[Entries from a dataset of interfaces]
▬▬▬▬▬▬

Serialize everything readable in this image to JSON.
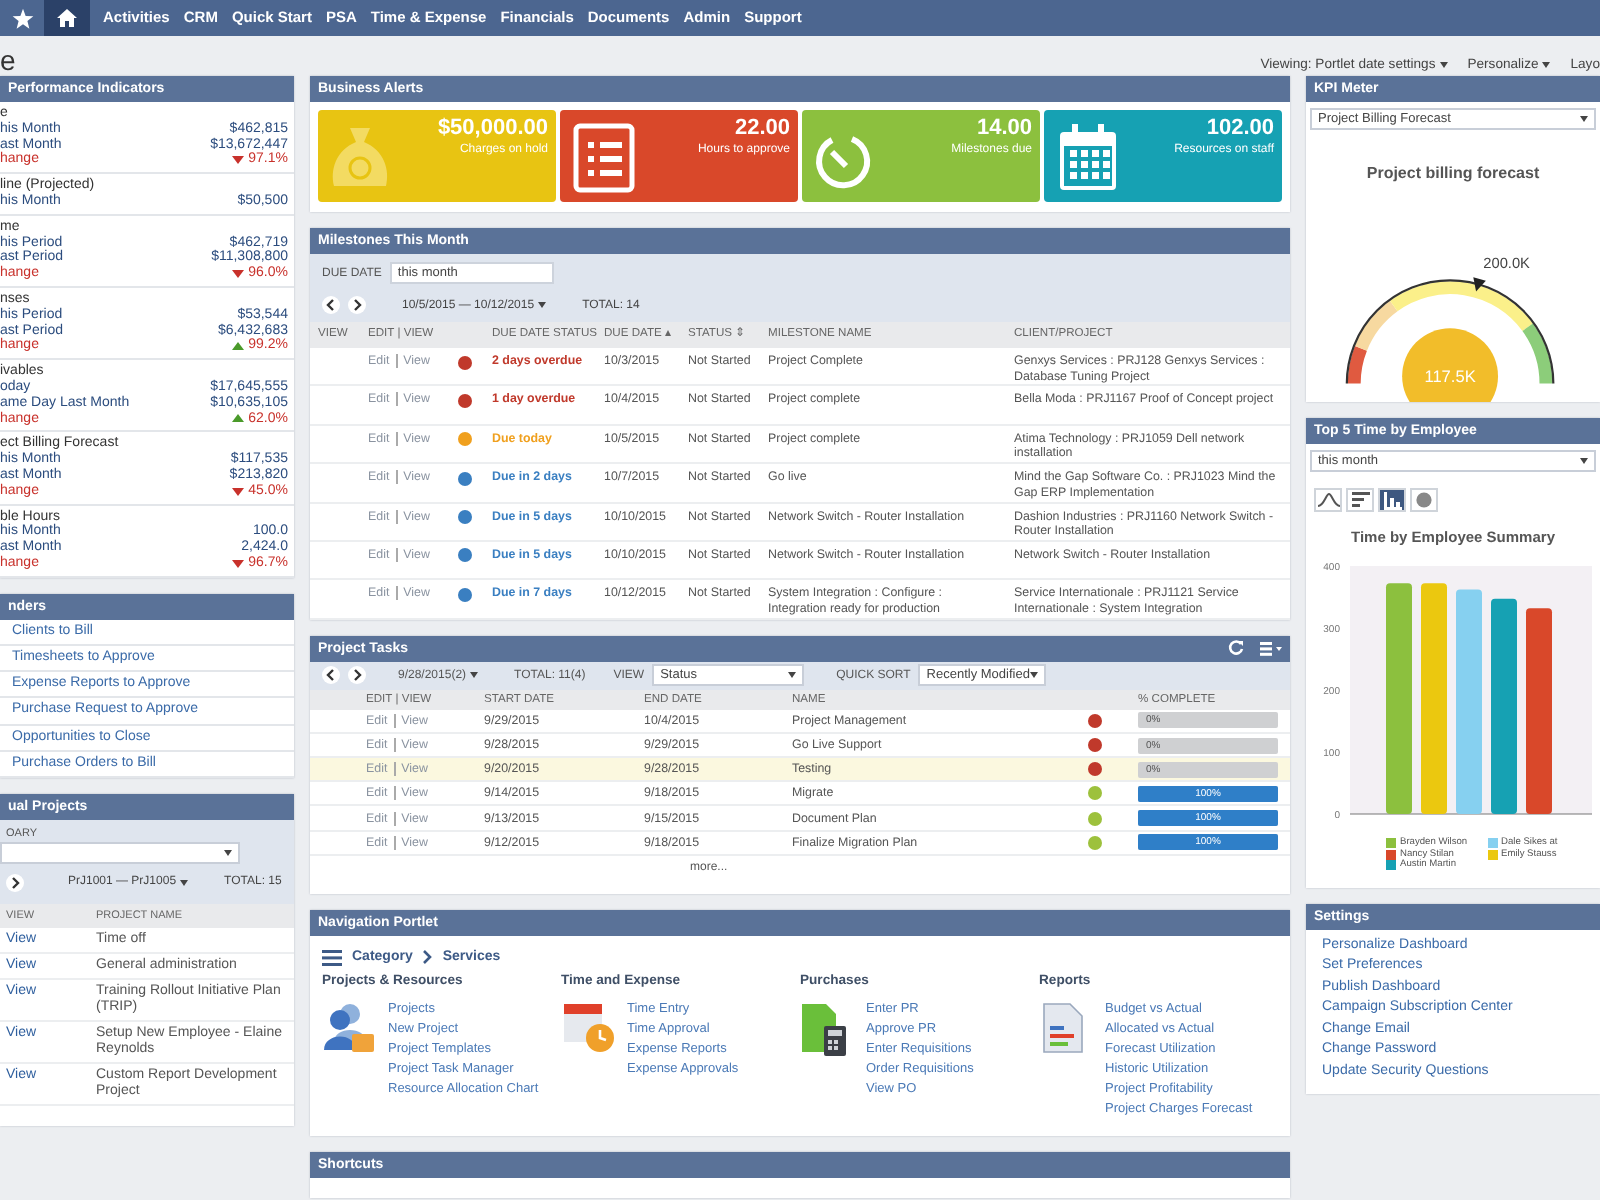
{
  "nav": {
    "home": {
      "selected": true
    },
    "items": [
      {
        "label": "Activities",
        "selected": false
      },
      {
        "label": "CRM",
        "selected": false
      },
      {
        "label": "Quick Start",
        "selected": false
      },
      {
        "label": "PSA",
        "selected": false
      },
      {
        "label": "Time & Expense",
        "selected": false
      },
      {
        "label": "Financials",
        "selected": false
      },
      {
        "label": "Documents",
        "selected": false
      },
      {
        "label": "Admin",
        "selected": false
      },
      {
        "label": "Support",
        "selected": false
      }
    ]
  },
  "page_title": "e",
  "page_links": [
    {
      "label": "Viewing: Portlet date settings",
      "kind": "menu"
    },
    {
      "label": "Personalize",
      "kind": "menu"
    },
    {
      "label": "Layo",
      "kind": "plain"
    }
  ],
  "kpi": {
    "title": "Performance Indicators",
    "groups": [
      {
        "title": "e",
        "rows": [
          {
            "kind": "value",
            "label": "his Month",
            "value": "$462,815"
          },
          {
            "kind": "value",
            "label": "ast Month",
            "value": "$13,672,447"
          },
          {
            "kind": "change",
            "label": "hange",
            "value": "97.1%",
            "rising": false
          }
        ]
      },
      {
        "title": "line (Projected)",
        "rows": [
          {
            "kind": "value",
            "label": "his Month",
            "value": "$50,500"
          }
        ]
      },
      {
        "title": "me",
        "rows": [
          {
            "kind": "value",
            "label": "his Period",
            "value": "$462,719"
          },
          {
            "kind": "value",
            "label": "ast Period",
            "value": "$11,308,800"
          },
          {
            "kind": "change",
            "label": "hange",
            "value": "96.0%",
            "rising": false
          }
        ]
      },
      {
        "title": "nses",
        "rows": [
          {
            "kind": "value",
            "label": "his Period",
            "value": "$53,544"
          },
          {
            "kind": "value",
            "label": "ast Period",
            "value": "$6,432,683"
          },
          {
            "kind": "change",
            "label": "hange",
            "value": "99.2%",
            "rising": true
          }
        ]
      },
      {
        "title": "ivables",
        "rows": [
          {
            "kind": "value",
            "label": "oday",
            "value": "$17,645,555"
          },
          {
            "kind": "value",
            "label": "ame Day Last Month",
            "value": "$10,635,105"
          },
          {
            "kind": "change",
            "label": "hange",
            "value": "62.0%",
            "rising": true
          }
        ]
      },
      {
        "title": "ect Billing Forecast",
        "rows": [
          {
            "kind": "value",
            "label": "his Month",
            "value": "$117,535"
          },
          {
            "kind": "value",
            "label": "ast Month",
            "value": "$213,820"
          },
          {
            "kind": "change",
            "label": "hange",
            "value": "45.0%",
            "rising": false
          }
        ]
      },
      {
        "title": "ble Hours",
        "rows": [
          {
            "kind": "value",
            "label": "his Month",
            "value": "100.0"
          },
          {
            "kind": "value",
            "label": "ast Month",
            "value": "2,424.0"
          },
          {
            "kind": "change",
            "label": "hange",
            "value": "96.7%",
            "rising": false
          }
        ]
      }
    ]
  },
  "reminders": {
    "title": "nders",
    "items": [
      "Clients to Bill",
      "Timesheets to Approve",
      "Expense Reports to Approve",
      "Purchase Request to Approve",
      "Opportunities to Close",
      "Purchase Orders to Bill"
    ]
  },
  "projects": {
    "title": "ual Projects",
    "filter_label": "OARY",
    "range": "PrJ1001 — PrJ1005",
    "total": "TOTAL: 15",
    "columns": [
      "VIEW",
      "PROJECT NAME"
    ],
    "rows": [
      {
        "view": "View",
        "name": "Time off"
      },
      {
        "view": "View",
        "name": "General administration"
      },
      {
        "view": "View",
        "name": "Training Rollout Initiative Plan (TRIP)"
      },
      {
        "view": "View",
        "name": "Setup New Employee - Elaine Reynolds"
      },
      {
        "view": "View",
        "name": "Custom Report Development Project"
      }
    ]
  },
  "business_alerts": {
    "title": "Business Alerts",
    "tiles": [
      {
        "kind": "money",
        "value": "$50,000.00",
        "label": "Charges on hold",
        "color": "#e8c412"
      },
      {
        "kind": "list",
        "value": "22.00",
        "label": "Hours to approve",
        "color": "#d9482a"
      },
      {
        "kind": "timer",
        "value": "14.00",
        "label": "Milestones due",
        "color": "#8cc03e"
      },
      {
        "kind": "calendar",
        "value": "102.00",
        "label": "Resources on staff",
        "color": "#16a1b3"
      }
    ]
  },
  "milestones": {
    "title": "Milestones This Month",
    "due_date_label": "DUE DATE",
    "due_date_value": "this month",
    "range": "10/5/2015 — 10/12/2015",
    "total": "TOTAL: 14",
    "columns": [
      "VIEW",
      "EDIT | VIEW",
      "",
      "DUE DATE STATUS",
      "DUE DATE ▴",
      "STATUS ⇕",
      "MILESTONE NAME",
      "CLIENT/PROJECT"
    ],
    "rows": [
      {
        "edit": "Edit",
        "view": "View",
        "color": "#c0392b",
        "due_status": "2 days overdue",
        "due_date": "10/3/2015",
        "status": "Not Started",
        "name": "Project Complete",
        "client": "Genxys Services : PRJ128 Genxys Services : Database Tuning Project"
      },
      {
        "edit": "Edit",
        "view": "View",
        "color": "#c0392b",
        "due_status": "1 day overdue",
        "due_date": "10/4/2015",
        "status": "Not Started",
        "name": "Project complete",
        "client": "Bella Moda : PRJ1167 Proof of Concept project"
      },
      {
        "edit": "Edit",
        "view": "View",
        "color": "#f0a01e",
        "due_status": "Due today",
        "due_date": "10/5/2015",
        "status": "Not Started",
        "name": "Project complete",
        "client": "Atima Technology : PRJ1059 Dell network installation"
      },
      {
        "edit": "Edit",
        "view": "View",
        "color": "#3a7fc1",
        "due_status": "Due in 2 days",
        "due_date": "10/7/2015",
        "status": "Not Started",
        "name": "Go live",
        "client": "Mind the Gap Software Co. : PRJ1023 Mind the Gap ERP Implementation"
      },
      {
        "edit": "Edit",
        "view": "View",
        "color": "#3a7fc1",
        "due_status": "Due in 5 days",
        "due_date": "10/10/2015",
        "status": "Not Started",
        "name": "Network Switch - Router Installation",
        "client": "Dashion Industries : PRJ1160 Network Switch - Router Installation"
      },
      {
        "edit": "Edit",
        "view": "View",
        "color": "#3a7fc1",
        "due_status": "Due in 5 days",
        "due_date": "10/10/2015",
        "status": "Not Started",
        "name": "Network Switch - Router Installation",
        "client": "Network Switch - Router Installation"
      },
      {
        "edit": "Edit",
        "view": "View",
        "color": "#3a7fc1",
        "due_status": "Due in 7 days",
        "due_date": "10/12/2015",
        "status": "Not Started",
        "name": "System Integration : Configure : Integration ready for production",
        "client": "Service Internationale : PRJ1121 Service Internationale : System Integration"
      }
    ]
  },
  "project_tasks": {
    "title": "Project Tasks",
    "range": "9/28/2015(2)",
    "total": "TOTAL: 11(4)",
    "view_label": "VIEW",
    "view_value": "Status",
    "sort_label": "QUICK SORT",
    "sort_value": "Recently Modified",
    "columns": [
      "EDIT | VIEW",
      "START DATE",
      "END DATE",
      "NAME",
      "% COMPLETE"
    ],
    "rows": [
      {
        "edit": "Edit",
        "view": "View",
        "start": "9/29/2015",
        "end": "10/4/2015",
        "name": "Project Management",
        "color": "#c0392b",
        "level": 0,
        "percent": "0%",
        "selected": false
      },
      {
        "edit": "Edit",
        "view": "View",
        "start": "9/28/2015",
        "end": "9/29/2015",
        "name": "Go Live Support",
        "color": "#c0392b",
        "level": 0,
        "percent": "0%",
        "selected": false
      },
      {
        "edit": "Edit",
        "view": "View",
        "start": "9/20/2015",
        "end": "9/28/2015",
        "name": "Testing",
        "color": "#c0392b",
        "level": 0,
        "percent": "0%",
        "selected": true
      },
      {
        "edit": "Edit",
        "view": "View",
        "start": "9/14/2015",
        "end": "9/18/2015",
        "name": "Migrate",
        "color": "#9dc13c",
        "level": 1,
        "percent": "100%",
        "selected": false
      },
      {
        "edit": "Edit",
        "view": "View",
        "start": "9/13/2015",
        "end": "9/15/2015",
        "name": "Document Plan",
        "color": "#9dc13c",
        "level": 1,
        "percent": "100%",
        "selected": false
      },
      {
        "edit": "Edit",
        "view": "View",
        "start": "9/12/2015",
        "end": "9/18/2015",
        "name": "Finalize Migration Plan",
        "color": "#9dc13c",
        "level": 1,
        "percent": "100%",
        "selected": false
      }
    ],
    "more": "more..."
  },
  "navigation": {
    "title": "Navigation Portlet",
    "crumbs": [
      "Category",
      "Services"
    ],
    "sections": [
      {
        "kind": "people",
        "title": "Projects & Resources",
        "links": [
          "Projects",
          "New Project",
          "Project Templates",
          "Project Task Manager",
          "Resource Allocation Chart"
        ]
      },
      {
        "kind": "calendar",
        "title": "Time and Expense",
        "links": [
          "Time Entry",
          "Time Approval",
          "Expense Reports",
          "Expense Approvals"
        ]
      },
      {
        "kind": "calculator",
        "title": "Purchases",
        "links": [
          "Enter PR",
          "Approve PR",
          "Enter Requisitions",
          "Order Requisitions",
          "View PO"
        ]
      },
      {
        "kind": "report",
        "title": "Reports",
        "links": [
          "Budget vs Actual",
          "Allocated vs Actual",
          "Forecast Utilization",
          "Historic Utilization",
          "Project Profitability",
          "Project Charges Forecast"
        ]
      }
    ]
  },
  "shortcuts": {
    "title": "Shortcuts"
  },
  "kpi_meter": {
    "title": "KPI Meter",
    "select": "Project Billing Forecast",
    "gauge_title": "Project billing forecast",
    "max_label": "200.0K",
    "value_label": "117.5K",
    "level": 0.5875
  },
  "time_by_employee": {
    "title": "Top 5 Time by Employee",
    "select": "this month",
    "chart_types": [
      {
        "kind": "line",
        "selected": false
      },
      {
        "kind": "hbar",
        "selected": false
      },
      {
        "kind": "bar",
        "selected": true
      },
      {
        "kind": "pie",
        "selected": false
      }
    ],
    "chart_data": {
      "type": "bar",
      "title": "Time by Employee Summary",
      "ylim": [
        0,
        400
      ],
      "yticks": [
        0,
        100,
        200,
        300,
        400
      ],
      "series": [
        {
          "name": "Brayden Wilson",
          "color": "#8cc03e",
          "values": [
            372
          ]
        },
        {
          "name": "Emily Stauss",
          "color": "#ebc80f",
          "values": [
            372
          ]
        },
        {
          "name": "Dale Sikes at",
          "color": "#86d0f0",
          "values": [
            362
          ]
        },
        {
          "name": "Austin Martin",
          "color": "#16a1b3",
          "values": [
            347
          ]
        },
        {
          "name": "Nancy Stilan",
          "color": "#d9482a",
          "values": [
            332
          ]
        }
      ]
    }
  },
  "settings": {
    "title": "Settings",
    "items": [
      "Personalize Dashboard",
      "Set Preferences",
      "Publish Dashboard",
      "Campaign Subscription Center",
      "Change Email",
      "Change Password",
      "Update Security Questions"
    ]
  }
}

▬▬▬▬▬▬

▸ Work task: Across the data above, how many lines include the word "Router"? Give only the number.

▸ Exercise output: 4